Note: This transcript is available in its entirety in the Portable Document Format (PDF).

The text below is a portion of the complete document.


Proceedings

MR. BURMAN: I would like to welcome you to this conference on Taxing Capital Income. I am going to start with a few logistical matters. One, if you would like to speak, come up to a microphone. People at the table push your speak button before you start and then turn it off when you are done because there are only three microphones that can be on at once.

If you make comments, please identify yourself by your name and affiliation. There is going to be a transcript and we would like to not have anonymous contributions. Regarding lunchtime, there are a lot of people and we want to move people through quickly. There are going to be four lines for the buffet lunch. It will be easier than getting out of Houston. It is going to be in the same room where you had the coffee and bagels this morning.

I am going to ruthlessly enforce time limits because we have a lot to do and we want to have a lot of time for discussion. I have this really annoying kitchen timer and basically you want to beat the beeper if you can because it is not pretty.

Several people can't be here today. George Zodrow who wrote a paper for the conference is evacuating his family from Houston, as is John Diamond, and we are praying that that turns out not to have been necessary.

Gene Steuerle, who is one of the conference co-organizers and an editor of the volume, double-booked his daughter's wedding with the conference and somehow chose the wedding. He wrote, "My apologies for not attending the conference itself, a bit of an embarrassment as editor. Henry suggested I tell my daughter to move her wedding reception from the Charleston Aquarium to the Brookings Auditorium since live things tend to swim in circles in both venues." Gene always likes to start his presentations with a joke. I feel really honored that this is much, much better than most of his jokes.

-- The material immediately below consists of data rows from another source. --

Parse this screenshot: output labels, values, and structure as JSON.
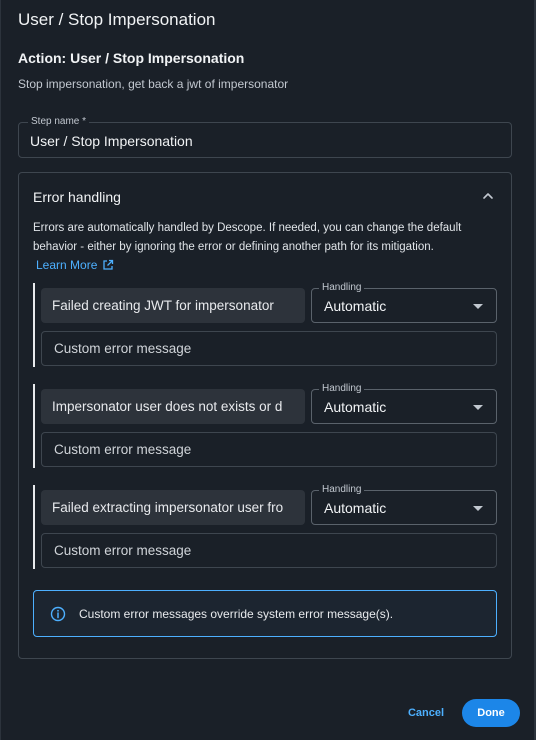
{
  "header": {
    "title": "User / Stop Impersonation",
    "action_title": "Action: User / Stop Impersonation",
    "action_description": "Stop impersonation, get back a jwt of impersonator"
  },
  "step": {
    "label": "Step name *",
    "value": "User / Stop Impersonation"
  },
  "error_handling": {
    "title": "Error handling",
    "description": "Errors are automatically handled by Descope. If needed, you can change the default behavior - either by ignoring the error or defining another path for its mitigation.",
    "learn_more": "Learn More",
    "errors": [
      {
        "message": "Failed creating JWT for impersonator",
        "handling_label": "Handling",
        "handling_value": "Automatic",
        "custom_placeholder": "Custom error message"
      },
      {
        "message": "Impersonator user does not exists or d",
        "handling_label": "Handling",
        "handling_value": "Automatic",
        "custom_placeholder": "Custom error message"
      },
      {
        "message": "Failed extracting impersonator user fro",
        "handling_label": "Handling",
        "handling_value": "Automatic",
        "custom_placeholder": "Custom error message"
      }
    ],
    "info": "Custom error messages override system error message(s)."
  },
  "footer": {
    "cancel_label": "Cancel",
    "done_label": "Done"
  },
  "icons": {
    "collapse": "chevron-up-icon",
    "external": "external-link-icon",
    "info": "info-icon",
    "dropdown": "caret-down-icon"
  },
  "colors": {
    "accent": "#4db0ff",
    "primary_button": "#1c86e8",
    "background": "#1a2028"
  }
}
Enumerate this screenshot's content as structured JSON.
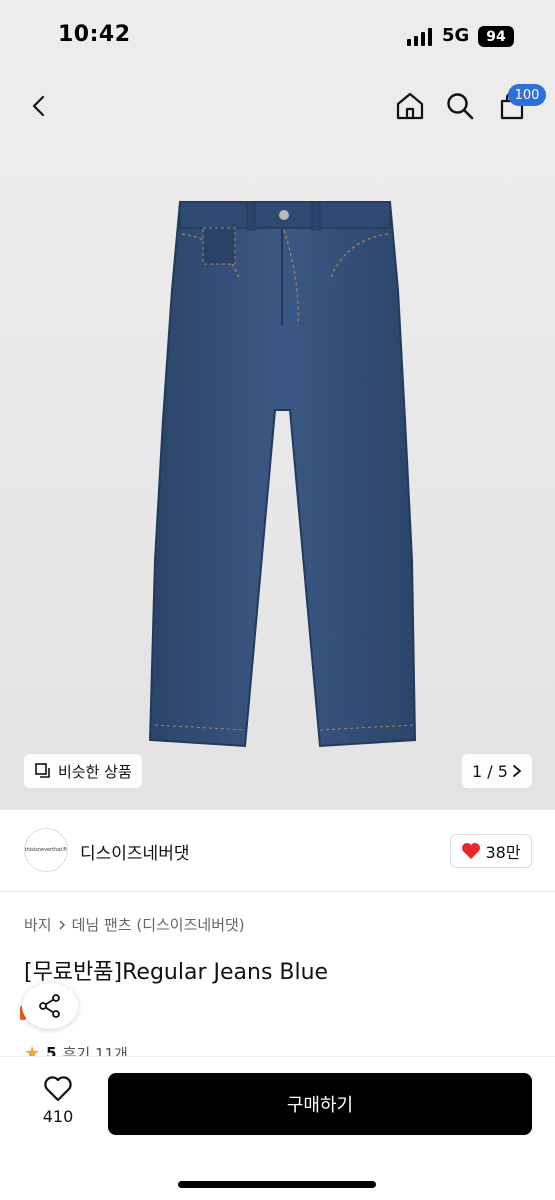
{
  "status_bar": {
    "time": "10:42",
    "network": "5G",
    "battery": "94"
  },
  "nav": {
    "cart_count": "100"
  },
  "hero": {
    "similar_label": "비슷한 상품",
    "page_current": "1",
    "page_total": "5",
    "page_text": "1 / 5"
  },
  "store": {
    "logo_text": "thisisneverthat®",
    "name": "디스이즈네버댓",
    "likes": "38만"
  },
  "product": {
    "breadcrumb": [
      "바지",
      "데님 팬츠 (디스이즈네버댓)"
    ],
    "title": "[무료반품]Regular Jeans Blue",
    "rating": "5",
    "reviews": "후기 11개"
  },
  "bottom": {
    "wish_count": "410",
    "buy_label": "구매하기"
  },
  "colors": {
    "accent_badge": "#2e6fde",
    "heart": "#e8262b",
    "buy_button": "#000000",
    "denim": "#34507a"
  }
}
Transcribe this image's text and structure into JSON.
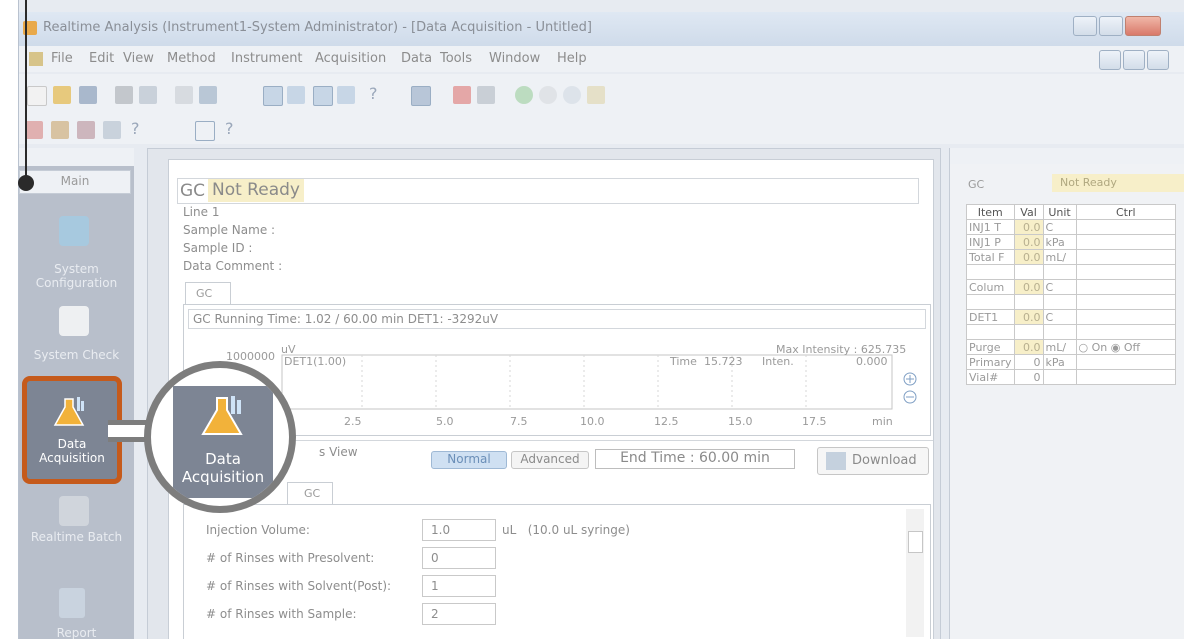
{
  "window": {
    "title": "Realtime Analysis (Instrument1-System Administrator) - [Data Acquisition - Untitled]"
  },
  "menu": [
    "File",
    "Edit",
    "View",
    "Method",
    "Instrument",
    "Acquisition",
    "Data",
    "Tools",
    "Window",
    "Help"
  ],
  "sidebar": {
    "header": "Main",
    "items": [
      {
        "label_line1": "System",
        "label_line2": "Configuration",
        "icon": "system-configuration-icon"
      },
      {
        "label_line1": "System Check",
        "label_line2": "",
        "icon": "system-check-icon"
      },
      {
        "label_line1": "Data",
        "label_line2": "Acquisition",
        "icon": "data-acquisition-icon"
      },
      {
        "label_line1": "Realtime Batch",
        "label_line2": "",
        "icon": "realtime-batch-icon"
      },
      {
        "label_line1": "Report",
        "label_line2": "",
        "icon": "report-icon"
      }
    ]
  },
  "status": {
    "prefix": "GC",
    "state": "Not Ready"
  },
  "info": {
    "line": "Line 1",
    "sample_name": "Sample Name :",
    "sample_id": "Sample ID :",
    "data_comment": "Data Comment :"
  },
  "chart_tab": "GC",
  "running_text": "GC Running Time: 1.02 / 60.00 min DET1: -3292uV",
  "chart_data": {
    "type": "line",
    "y_unit": "uV",
    "y_top_label": "1000000",
    "series": [
      {
        "name": "DET1(1.00)",
        "values": []
      }
    ],
    "x_ticks": [
      "2.5",
      "5.0",
      "7.5",
      "10.0",
      "12.5",
      "15.0",
      "17.5",
      "min"
    ],
    "max_intensity": "Max Intensity : 625.735",
    "time_label": "Time",
    "time_value": "15.723",
    "inten_label": "Inten.",
    "inten_value": "0.000"
  },
  "method": {
    "view_label": "s View",
    "mode_normal": "Normal",
    "mode_advanced": "Advanced",
    "end_time": "End Time : 60.00 min",
    "download": "Download",
    "tab": "GC",
    "params": [
      {
        "label": "Injection Volume:",
        "value": "1.0",
        "suffix": "uL   (10.0 uL syringe)"
      },
      {
        "label": "# of Rinses with Presolvent:",
        "value": "0",
        "suffix": ""
      },
      {
        "label": "# of Rinses with Solvent(Post):",
        "value": "1",
        "suffix": ""
      },
      {
        "label": "# of Rinses with Sample:",
        "value": "2",
        "suffix": ""
      }
    ]
  },
  "monitor": {
    "gc_label": "GC",
    "status": "Not Ready",
    "headers": [
      "Item",
      "Val",
      "Unit",
      "Ctrl"
    ],
    "rows": [
      {
        "item": "INJ1 T",
        "val": "0.0",
        "unit": "C"
      },
      {
        "item": "INJ1 P",
        "val": "0.0",
        "unit": "kPa"
      },
      {
        "item": "Total F",
        "val": "0.0",
        "unit": "mL/"
      },
      {
        "item": "",
        "val": "",
        "unit": ""
      },
      {
        "item": "Colum",
        "val": "0.0",
        "unit": "C"
      },
      {
        "item": "",
        "val": "",
        "unit": ""
      },
      {
        "item": "DET1",
        "val": "0.0",
        "unit": "C"
      },
      {
        "item": "",
        "val": "",
        "unit": ""
      },
      {
        "item": "Purge",
        "val": "0.0",
        "unit": "mL/"
      },
      {
        "item": "Primary",
        "val": "0",
        "unit": "kPa"
      },
      {
        "item": "Vial#",
        "val": "0",
        "unit": ""
      }
    ],
    "purge_on": "On",
    "purge_off": "Off"
  },
  "magnifier": {
    "label_line1": "Data",
    "label_line2": "Acquisition"
  },
  "colors": {
    "highlight": "#c55a1b",
    "status_bg": "#f7efc9",
    "sidebar": "#b8bfcb"
  }
}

(Laughter.)

MR. BURMAN: I would like to thank all the people who made this conference possible including Kathleen Elliott Yinug of Brookings, who is standing back there in the corner, and Anya Arax Manjarrez and Olga Popovic of the Urban Institute who organized all the logistics of the conference, which turns out to be very complicated. Troy Kravitz of IBP who manages the TPC web page is also helping out today and Janine Hoke of the American Tax Policy Institute.

I would also like to thank our co-sponsors, the American Tax Policy Institute and Tax Analysts. Rudy Penner is the president of ATPI and he would like to just make a brief comment before we start.

MR. PENNER: Well, thanks a lot, Len. We are very pleased to be able to co-sponsor this conference. I should give gratitude to our own funders who are the tax section of the ABA, the College of Tax Councils and a large number of life members. If any of you would like to become life members, we would welcome you with open arms. Thank you.

MR. BURMAN: And finally I would like to thank our presenters and commentators. I realize we don't have a little binder with all of their short one-paragraph bios. All of these people are so well known to this group, you probably remember what was in their bio the last time you saw them. Given the time constraints, I am not going to start with effusive introductions even though they would be warranted in every single case.

Joel Slemrod from the University of Michigan is going to start off.

Note: This transcript is available in its entirety in the Portable Document Format (PDF).